Continuing where we left off
Gloucester Locks are the entrance to the harbour from the River Severn. This image was taken from the harbour side lock gate looking towards the Severn. I covered the locks route in a post way back in 2017
Had I been entering the harbour system from the Severn I would be seeing the view below instead.
I watched the antics surrounding this vessel for awhile, but I could not work out what they were trying to do. It was a relaxing sort of scene though but realistically I could have been there for hours and they would probably still be doing it. I do not have that kind of patience. Besides, I needed to watch the time as I still had to get to the bus station and wanted to at least try to see the Cathedral.
As I exited the harbour I spotted a large egg shape ahead and just had to investigate. Way back in 2015 these had been scattered around the town for the Rugby World Cup. I was not really interested in pursuing them all so photographed them when/if I saw them. This particular one was labelled “Colour the World” by Swarez. and it looked like this way back then:
And this is what it looks like today…….
Having seen the results of over 5 years standing around doing nothing I felt suitably invigorated but was starting to get tired. I bid the narrow boats farewell and looked for the way out.
Would the Regiment give me a lift? Nope, even the Army seemed to be closed.
I spotted a likely alley with signage pointing towards the Cathedral area and started the long plod back to town (I hoped.) Once underway I spotted my target in the distance.
Just a quick detour for some artwork….
I had emerged into Westgate Street and somewhere along here was an alley that led to the Cathedral Close. That spire in the middle belongs to St Nicholas Church, which was declared redundant on 7 May 1971, and was vested in the Churches Conservation Trust on 25 June 1975. I doubt whether I ever had a look around the church but will remember it for next time.
This wonderful alley leads to St Michael’s Gate which was the entrance to “the lay cemetery”, and was used by pilgrims to the shrine of Edward II. It also has a quirky secret in the corner: Beatrix Potter’s “Tailor of Gloucester” “lived” in the shop.
I did not have the time to visit the Cathedral any longer, but took a quick look before heading for tourism office to enquire about “facilities”.

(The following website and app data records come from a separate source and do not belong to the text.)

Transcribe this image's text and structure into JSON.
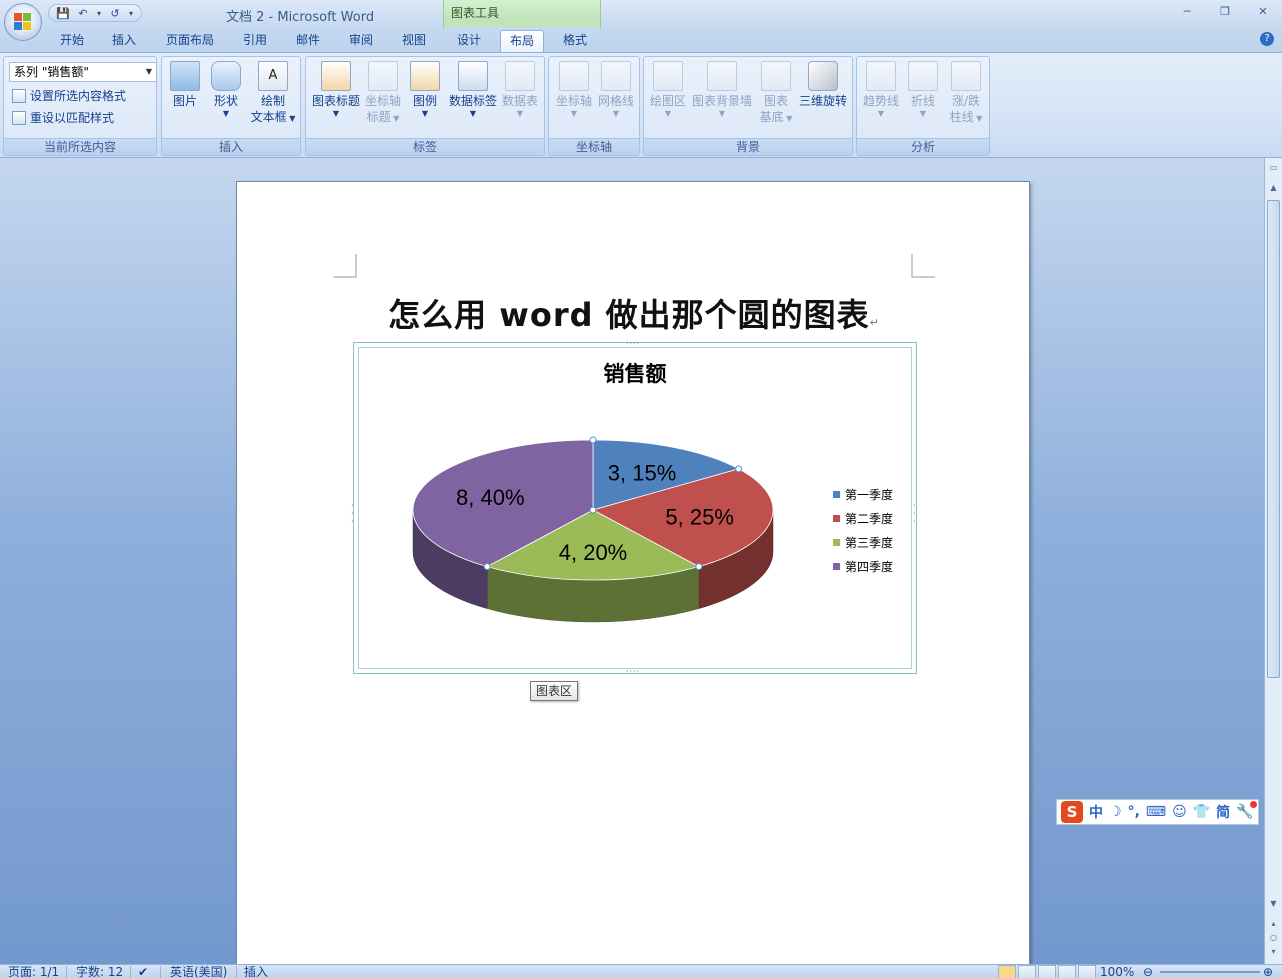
{
  "window": {
    "title": "文档 2 - Microsoft Word",
    "context_tab": "图表工具",
    "controls": [
      "─",
      "❐",
      "✕"
    ]
  },
  "qat": {
    "save": "💾",
    "undo": "↶",
    "undo_dd": "▾",
    "redo": "↺",
    "customize": "▾"
  },
  "tabs": [
    {
      "label": "开始"
    },
    {
      "label": "插入"
    },
    {
      "label": "页面布局"
    },
    {
      "label": "引用"
    },
    {
      "label": "邮件"
    },
    {
      "label": "审阅"
    },
    {
      "label": "视图"
    },
    {
      "label": "设计"
    },
    {
      "label": "布局"
    },
    {
      "label": "格式"
    }
  ],
  "help": "?",
  "ribbon": {
    "current_selection": {
      "dropdown_value": "系列 \"销售额\"",
      "format_selection": "设置所选内容格式",
      "reset_style": "重设以匹配样式",
      "label": "当前所选内容"
    },
    "insert": {
      "picture": "图片",
      "shapes": "形状",
      "textbox_line1": "绘制",
      "textbox_line2": "文本框",
      "label": "插入"
    },
    "labels": {
      "chart_title": "图表标题",
      "axis_titles_line1": "坐标轴",
      "axis_titles_line2": "标题",
      "legend": "图例",
      "data_labels": "数据标签",
      "data_table": "数据表",
      "label": "标签"
    },
    "axes": {
      "axes": "坐标轴",
      "gridlines": "网格线",
      "label": "坐标轴"
    },
    "background": {
      "plot_area": "绘图区",
      "chart_wall": "图表背景墙",
      "floor_line1": "图表",
      "floor_line2": "基底",
      "rotation": "三维旋转",
      "label": "背景"
    },
    "analysis": {
      "trendline": "趋势线",
      "lines": "折线",
      "updown_line1": "涨/跌",
      "updown_line2": "柱线",
      "label": "分析"
    }
  },
  "document": {
    "heading": "怎么用 word 做出那个圆的图表",
    "para_mark": "↵"
  },
  "chart_data": {
    "type": "pie",
    "title": "销售额",
    "categories": [
      "第一季度",
      "第二季度",
      "第三季度",
      "第四季度"
    ],
    "values": [
      3,
      5,
      4,
      8
    ],
    "data_labels": [
      "3, 15%",
      "5, 25%",
      "4, 20%",
      "8, 40%"
    ],
    "colors": [
      "#4f81bd",
      "#c0504d",
      "#9bbb59",
      "#8064a2"
    ],
    "legend": "right",
    "style": "3d"
  },
  "tooltip": "图表区",
  "statusbar": {
    "page": "页面: 1/1",
    "words": "字数: 12",
    "language": "英语(美国)",
    "mode": "插入",
    "zoom": "100%",
    "zoom_out": "⊖",
    "zoom_in": "⊕"
  },
  "ime": {
    "logo": "S",
    "mode": "中",
    "simplified": "简"
  }
}
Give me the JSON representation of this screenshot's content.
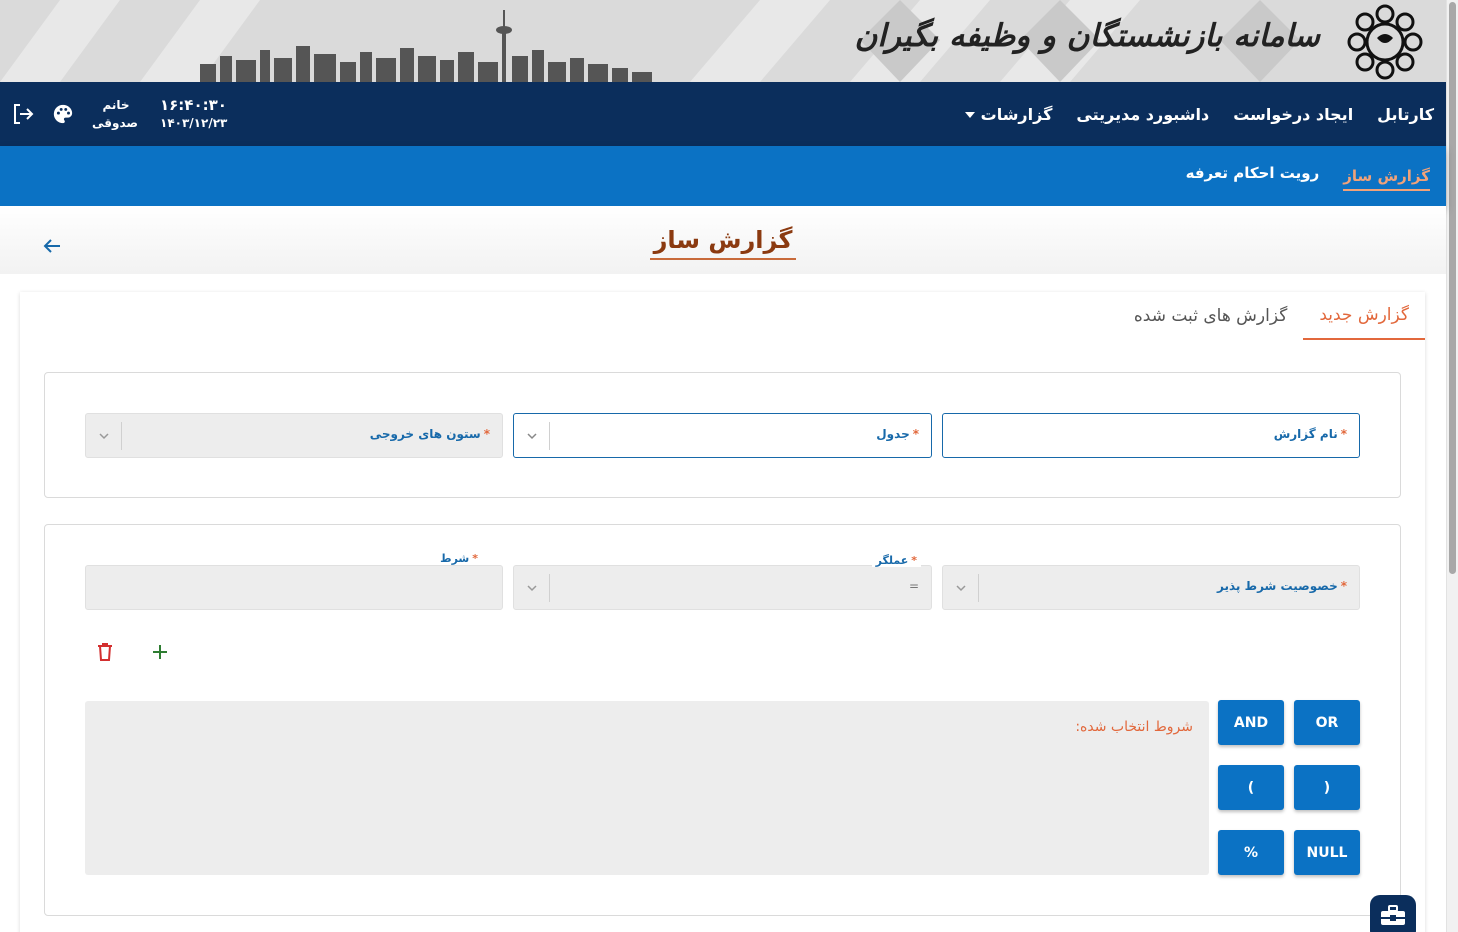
{
  "banner": {
    "title": "سامانه بازنشستگان و وظیفه بگیران",
    "logo_icon": "tehran-municipality-logo-icon",
    "skyline_icon": "city-skyline-icon"
  },
  "navbar": {
    "items": [
      "کارتابل",
      "ایجاد درخواست",
      "داشبورد مدیریتی",
      "گزارشات"
    ],
    "user_title": "خانم",
    "user_name": "صدوقی",
    "time": "۱۶:۴۰:۳۰",
    "date": "۱۴۰۳/۱۲/۲۳",
    "icons": [
      "logout-icon",
      "palette-icon",
      "caret-down-icon"
    ]
  },
  "subnav": {
    "items": [
      "گزارش ساز",
      "رویت احکام تعرفه"
    ],
    "active_index": 0
  },
  "page": {
    "title": "گزارش ساز",
    "back_icon": "arrow-left-icon"
  },
  "tabs": [
    "گزارش جدید",
    "گزارش های ثبت شده"
  ],
  "form": {
    "report_name_label": "نام گزارش",
    "table_label": "جدول",
    "output_columns_label": "ستون های خروجی",
    "condition_attr_label": "خصوصیت شرط پذیر",
    "operator_label": "عملگر",
    "operator_value": "=",
    "condition_label": "شرط",
    "required_mark": "*"
  },
  "conditions": {
    "heading": "شروط انتخاب شده:",
    "buttons": {
      "or": "OR",
      "and": "AND",
      "open_paren": "(",
      "close_paren": ")",
      "null": "NULL",
      "percent": "%"
    }
  },
  "colors": {
    "navbar": "#0b2e5c",
    "subnav": "#0b72c4",
    "accent": "#e2683c",
    "label_blue": "#1769aa",
    "delete_red": "#d32f2f",
    "add_green": "#2e7d32"
  }
}
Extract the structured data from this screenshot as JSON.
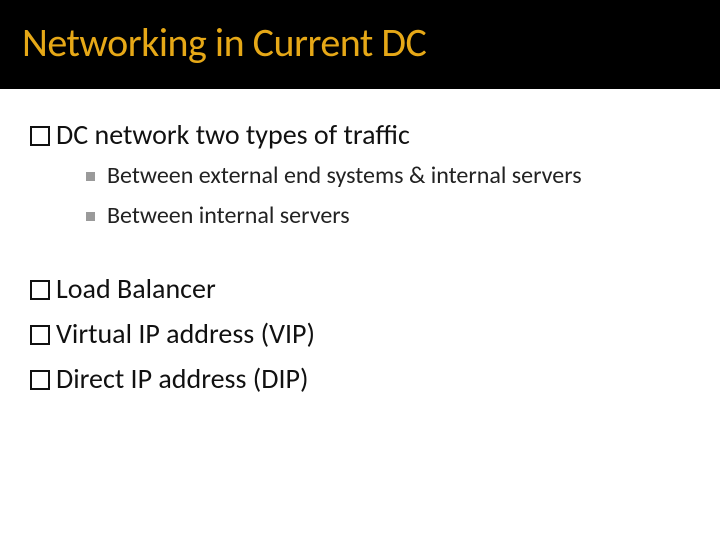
{
  "title": "Networking in Current DC",
  "items": [
    {
      "text": "DC network two types of traffic",
      "children": [
        "Between external end systems & internal servers",
        "Between internal servers"
      ]
    },
    {
      "text": "Load Balancer"
    },
    {
      "text": "Virtual IP address (VIP)"
    },
    {
      "text": "Direct IP address (DIP)"
    }
  ]
}
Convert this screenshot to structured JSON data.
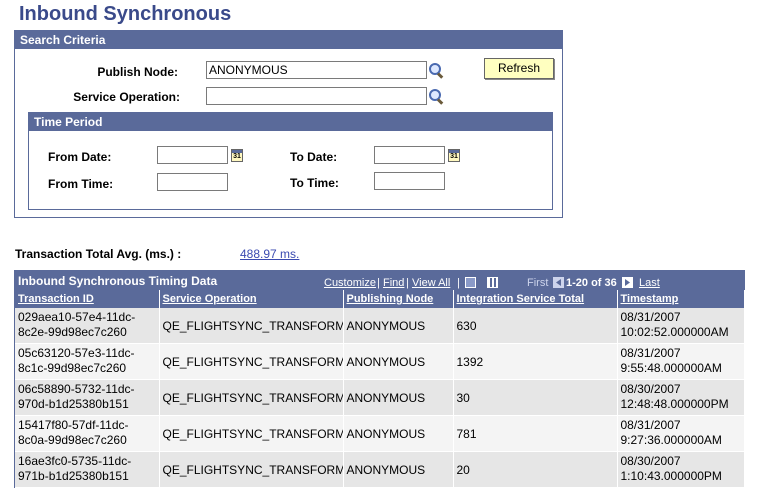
{
  "page": {
    "title": "Inbound Synchronous"
  },
  "search": {
    "header": "Search Criteria",
    "publish_node_label": "Publish Node:",
    "publish_node_value": "ANONYMOUS",
    "service_operation_label": "Service Operation:",
    "service_operation_value": "",
    "refresh_label": "Refresh",
    "time_period": {
      "header": "Time Period",
      "from_date_label": "From Date:",
      "to_date_label": "To Date:",
      "from_time_label": "From Time:",
      "to_time_label": "To Time:",
      "from_date_value": "",
      "to_date_value": "",
      "from_time_value": "",
      "to_time_value": "",
      "calendar_glyph": "31"
    }
  },
  "summary": {
    "label": "Transaction Total Avg. (ms.) :",
    "value": "488.97 ms."
  },
  "grid": {
    "title": "Inbound Synchronous Timing Data",
    "nav": {
      "customize": "Customize",
      "sep1": "|",
      "find": "Find",
      "sep2": "|",
      "view_all": "View All",
      "sep3": "|",
      "first": "First",
      "range": "1-20 of 36",
      "last": "Last"
    },
    "columns": [
      "Transaction ID",
      "Service Operation",
      "Publishing Node",
      "Integration Service Total",
      "Timestamp"
    ],
    "rows": [
      {
        "id_line1": "029aea10-57e4-11dc-",
        "id_line2": "8c2e-99d98ec7c260",
        "operation": "QE_FLIGHTSYNC_TRANSFORM",
        "node": "ANONYMOUS",
        "total": "630",
        "ts_line1": "08/31/2007",
        "ts_line2": "10:02:52.000000AM"
      },
      {
        "id_line1": "05c63120-57e3-11dc-",
        "id_line2": "8c1c-99d98ec7c260",
        "operation": "QE_FLIGHTSYNC_TRANSFORM",
        "node": "ANONYMOUS",
        "total": "1392",
        "ts_line1": "08/31/2007",
        "ts_line2": "9:55:48.000000AM"
      },
      {
        "id_line1": "06c58890-5732-11dc-",
        "id_line2": "970d-b1d25380b151",
        "operation": "QE_FLIGHTSYNC_TRANSFORM",
        "node": "ANONYMOUS",
        "total": "30",
        "ts_line1": "08/30/2007",
        "ts_line2": "12:48:48.000000PM"
      },
      {
        "id_line1": "15417f80-57df-11dc-",
        "id_line2": "8c0a-99d98ec7c260",
        "operation": "QE_FLIGHTSYNC_TRANSFORM",
        "node": "ANONYMOUS",
        "total": "781",
        "ts_line1": "08/31/2007",
        "ts_line2": "9:27:36.000000AM"
      },
      {
        "id_line1": "16ae3fc0-5735-11dc-",
        "id_line2": "971b-b1d25380b151",
        "operation": "QE_FLIGHTSYNC_TRANSFORM",
        "node": "ANONYMOUS",
        "total": "20",
        "ts_line1": "08/30/2007",
        "ts_line2": "1:10:43.000000PM"
      }
    ]
  },
  "colors": {
    "header_bg": "#5a6a9a",
    "title": "#3a4a8a",
    "link": "#3a4ab0",
    "button_bg": "#ffffc0"
  }
}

Fortunately the “facilities” were in shouting distance and I was also able to stock up on a bottle of Ribena which I emptied even before I hit the bus station. It was now really a matter of following the arrows till I got to the bus station, pausing for a quick pic of ancient Roman. Gloucester was founded in AD 97 by the Romans under Emperor Nerva (that’s him on the horse) as Colonia Glevum Nervensis, and was granted its first charter in 1155 by King Henry II.
One last surprise was awaiting me as I passed between the scaffolding on the way to the bus station:
You just have to love public and street art!
And then I was on my way home. I was exhausted, dehydrated, sunburnt and worn out after my jaunt. I do not have the stamina any longer due to the enforced 2020/21 stay at home. And, I am getting on too, plus I always have to bear in mind where the next loo may be. They are all challenges that I need to deal with, but for tonight I would be able to sleep like a log.
I had to return to Gloucester for some tests on the 3rd of August, and while I did not take my camera with I used my phone and did photograph a few more interesting things. The biggest surprise was at the Royal Gloucester Hospital where I spotted an almost illegible plaque on one of the gateposts of an older building. Unfortunately, getting a photograph of the actual building was difficult due to the car park and tree.
I had some time to kill before my bus so wandered around for a bit, it was sad to see the huge Debenhams store all closed and empty and it really signals the death of so many established brands due to Covid. The local pubs though did have a trickle of customers, and I would love to explore this oldie.
The timber framed building is used as a public house, hotel and restaurant and is the most complete surviving example of a medieval courtyard inn with galleries in Britain. It is a Grade I listed building. A small plaque is affixed underneath one of the windows.
I did venture into the courtyard area but it had been covered with a large tentlike roof so photography would have been a waste of time. Further down the road was the “The Abbey” which is also a pub/hotel but I was not able to find anything about it, although it may not be as old as it looks.
I also wanted to photograph “The Imperial Inn” but typically, as I was lining up my shot two customers strolled out of the door and lit up their smokes and stood in front of the building. I did not get my shot as a result. Fortunately I already have an image of the building with the tilework.
A pub called “The Plough” stood on this site from at least 1722, and it was bought at auction by brewers Mitchells and Butlers in May 1898. and rebuilt with the elaborately moulded and coloured glazed tiles that are still to be seen today.
The last building of interest is The Station Hotel. It was built in 1880 and is in stone throwing distance of Gloucester Station. As you can see, the front of the building (facing the bus depot) really belies the side and back of it. I was unable to find any useful info on the hotel but like so many similar hotels it served the local railway. Sadly the railway from 1880 is a far cry from the quiet station complex that Gloucester Station is today.